Requirement: The result should be every line in the material below containing the string "icon".

Supplied records START

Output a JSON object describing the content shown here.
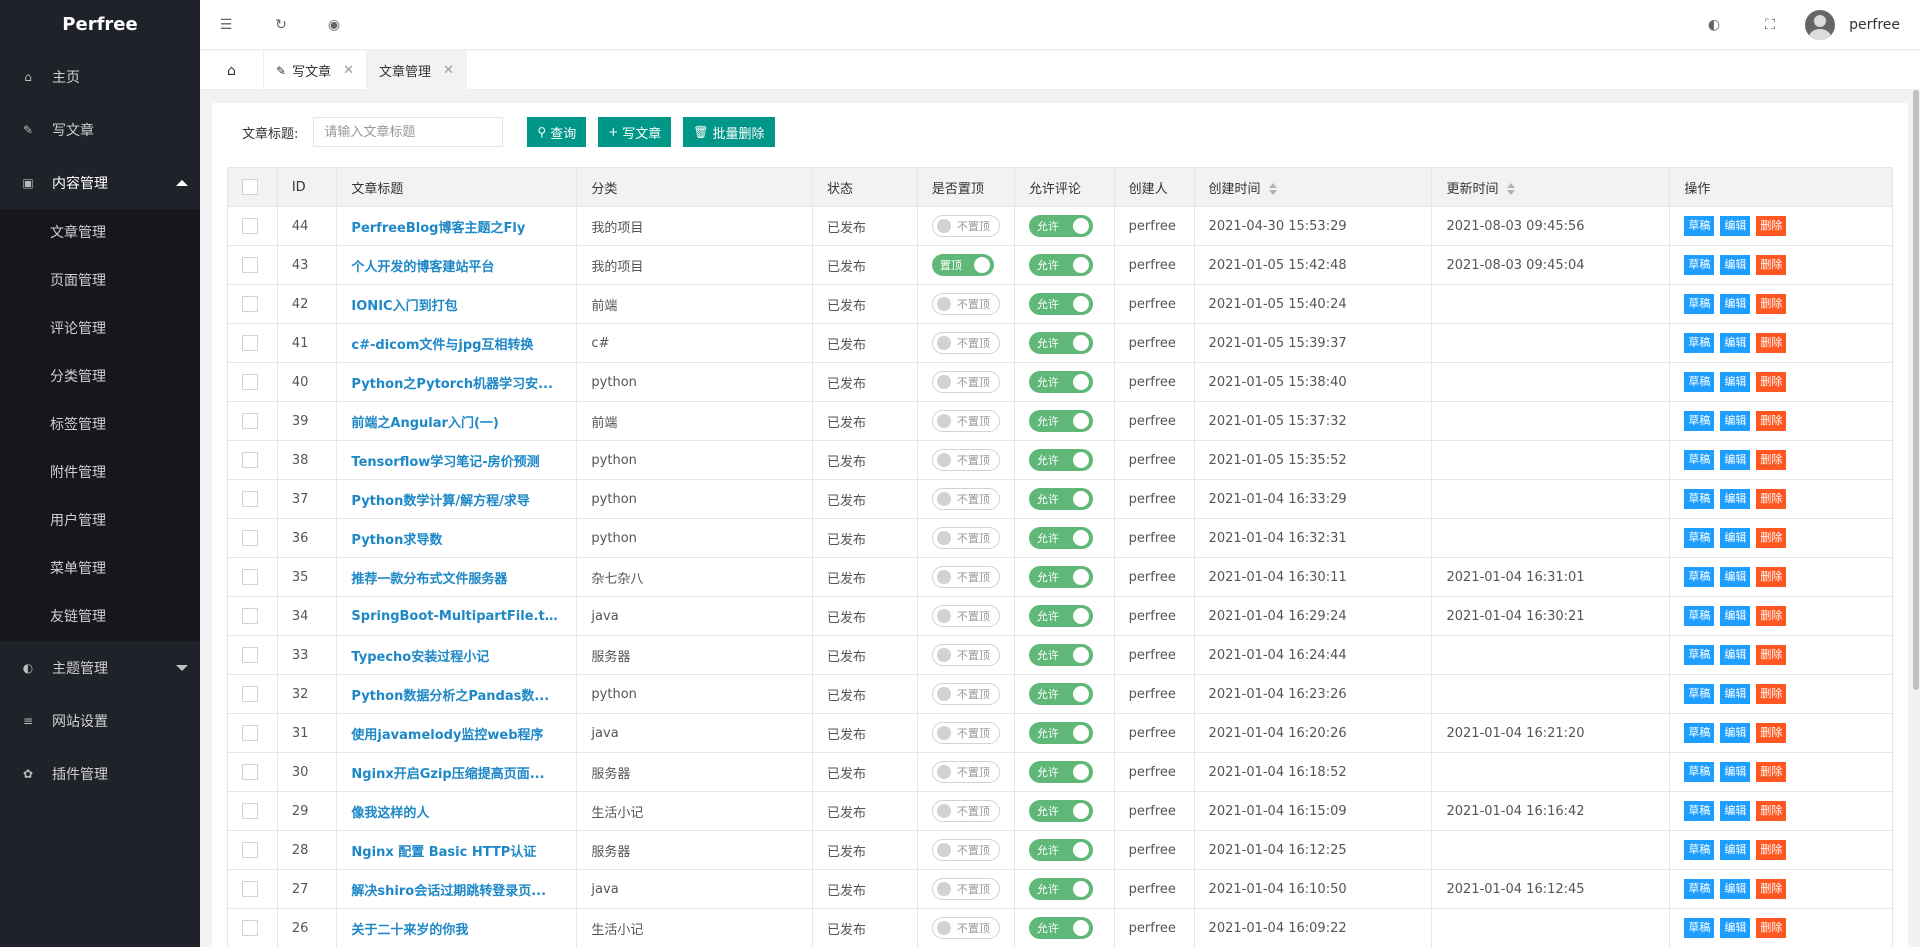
{
  "app": {
    "logo": "Perfree"
  },
  "sidebar": {
    "items": [
      {
        "label": "主页",
        "icon": "home-icon"
      },
      {
        "label": "写文章",
        "icon": "edit-icon"
      },
      {
        "label": "内容管理",
        "icon": "inbox-icon",
        "open": true
      },
      {
        "label": "主题管理",
        "icon": "palette-icon"
      },
      {
        "label": "网站设置",
        "icon": "sliders-icon"
      },
      {
        "label": "插件管理",
        "icon": "leaf-icon"
      }
    ],
    "submenu": [
      "文章管理",
      "页面管理",
      "评论管理",
      "分类管理",
      "标签管理",
      "附件管理",
      "用户管理",
      "菜单管理",
      "友链管理"
    ]
  },
  "header": {
    "username": "perfree"
  },
  "tabs": [
    {
      "label": "写文章"
    },
    {
      "label": "文章管理"
    }
  ],
  "toolbar": {
    "title_label": "文章标题:",
    "search_placeholder": "请输入文章标题",
    "search_button": "查询",
    "write_button": "写文章",
    "batch_delete_button": "批量删除"
  },
  "table": {
    "headers": [
      "ID",
      "文章标题",
      "分类",
      "状态",
      "是否置顶",
      "允许评论",
      "创建人",
      "创建时间",
      "更新时间",
      "操作"
    ],
    "top_on_label": "置顶",
    "top_off_label": "不置顶",
    "comment_on_label": "允许",
    "op_draft": "草稿",
    "op_edit": "编辑",
    "op_delete": "删除",
    "rows": [
      {
        "id": "44",
        "title": "PerfreeBlog博客主题之Fly",
        "category": "我的项目",
        "status": "已发布",
        "top": false,
        "author": "perfree",
        "created": "2021-04-30 15:53:29",
        "updated": "2021-08-03 09:45:56"
      },
      {
        "id": "43",
        "title": "个人开发的博客建站平台",
        "category": "我的项目",
        "status": "已发布",
        "top": true,
        "author": "perfree",
        "created": "2021-01-05 15:42:48",
        "updated": "2021-08-03 09:45:04"
      },
      {
        "id": "42",
        "title": "IONIC入门到打包",
        "category": "前端",
        "status": "已发布",
        "top": false,
        "author": "perfree",
        "created": "2021-01-05 15:40:24",
        "updated": ""
      },
      {
        "id": "41",
        "title": "c#-dicom文件与jpg互相转换",
        "category": "c#",
        "status": "已发布",
        "top": false,
        "author": "perfree",
        "created": "2021-01-05 15:39:37",
        "updated": ""
      },
      {
        "id": "40",
        "title": "Python之Pytorch机器学习安...",
        "category": "python",
        "status": "已发布",
        "top": false,
        "author": "perfree",
        "created": "2021-01-05 15:38:40",
        "updated": ""
      },
      {
        "id": "39",
        "title": "前端之Angular入门(一)",
        "category": "前端",
        "status": "已发布",
        "top": false,
        "author": "perfree",
        "created": "2021-01-05 15:37:32",
        "updated": ""
      },
      {
        "id": "38",
        "title": "Tensorflow学习笔记-房价预测",
        "category": "python",
        "status": "已发布",
        "top": false,
        "author": "perfree",
        "created": "2021-01-05 15:35:52",
        "updated": ""
      },
      {
        "id": "37",
        "title": "Python数学计算/解方程/求导",
        "category": "python",
        "status": "已发布",
        "top": false,
        "author": "perfree",
        "created": "2021-01-04 16:33:29",
        "updated": ""
      },
      {
        "id": "36",
        "title": "Python求导数",
        "category": "python",
        "status": "已发布",
        "top": false,
        "author": "perfree",
        "created": "2021-01-04 16:32:31",
        "updated": ""
      },
      {
        "id": "35",
        "title": "推荐一款分布式文件服务器",
        "category": "杂七杂八",
        "status": "已发布",
        "top": false,
        "author": "perfree",
        "created": "2021-01-04 16:30:11",
        "updated": "2021-01-04 16:31:01"
      },
      {
        "id": "34",
        "title": "SpringBoot-MultipartFile.tran...",
        "category": "java",
        "status": "已发布",
        "top": false,
        "author": "perfree",
        "created": "2021-01-04 16:29:24",
        "updated": "2021-01-04 16:30:21"
      },
      {
        "id": "33",
        "title": "Typecho安装过程小记",
        "category": "服务器",
        "status": "已发布",
        "top": false,
        "author": "perfree",
        "created": "2021-01-04 16:24:44",
        "updated": ""
      },
      {
        "id": "32",
        "title": "Python数据分析之Pandas数...",
        "category": "python",
        "status": "已发布",
        "top": false,
        "author": "perfree",
        "created": "2021-01-04 16:23:26",
        "updated": ""
      },
      {
        "id": "31",
        "title": "使用javamelody监控web程序",
        "category": "java",
        "status": "已发布",
        "top": false,
        "author": "perfree",
        "created": "2021-01-04 16:20:26",
        "updated": "2021-01-04 16:21:20"
      },
      {
        "id": "30",
        "title": "Nginx开启Gzip压缩提高页面...",
        "category": "服务器",
        "status": "已发布",
        "top": false,
        "author": "perfree",
        "created": "2021-01-04 16:18:52",
        "updated": ""
      },
      {
        "id": "29",
        "title": "像我这样的人",
        "category": "生活小记",
        "status": "已发布",
        "top": false,
        "author": "perfree",
        "created": "2021-01-04 16:15:09",
        "updated": "2021-01-04 16:16:42"
      },
      {
        "id": "28",
        "title": "Nginx 配置 Basic HTTP认证",
        "category": "服务器",
        "status": "已发布",
        "top": false,
        "author": "perfree",
        "created": "2021-01-04 16:12:25",
        "updated": ""
      },
      {
        "id": "27",
        "title": "解决shiro会话过期跳转登录页...",
        "category": "java",
        "status": "已发布",
        "top": false,
        "author": "perfree",
        "created": "2021-01-04 16:10:50",
        "updated": "2021-01-04 16:12:45"
      },
      {
        "id": "26",
        "title": "关于二十来岁的你我",
        "category": "生活小记",
        "status": "已发布",
        "top": false,
        "author": "perfree",
        "created": "2021-01-04 16:09:22",
        "updated": ""
      }
    ]
  }
}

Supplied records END

Response area:
        "icon": "home-icon"
        "icon": "edit-icon"
        "icon": "inbox-icon",
        "icon": "palette-icon"
        "icon": "sliders-icon"
        "icon": "leaf-icon"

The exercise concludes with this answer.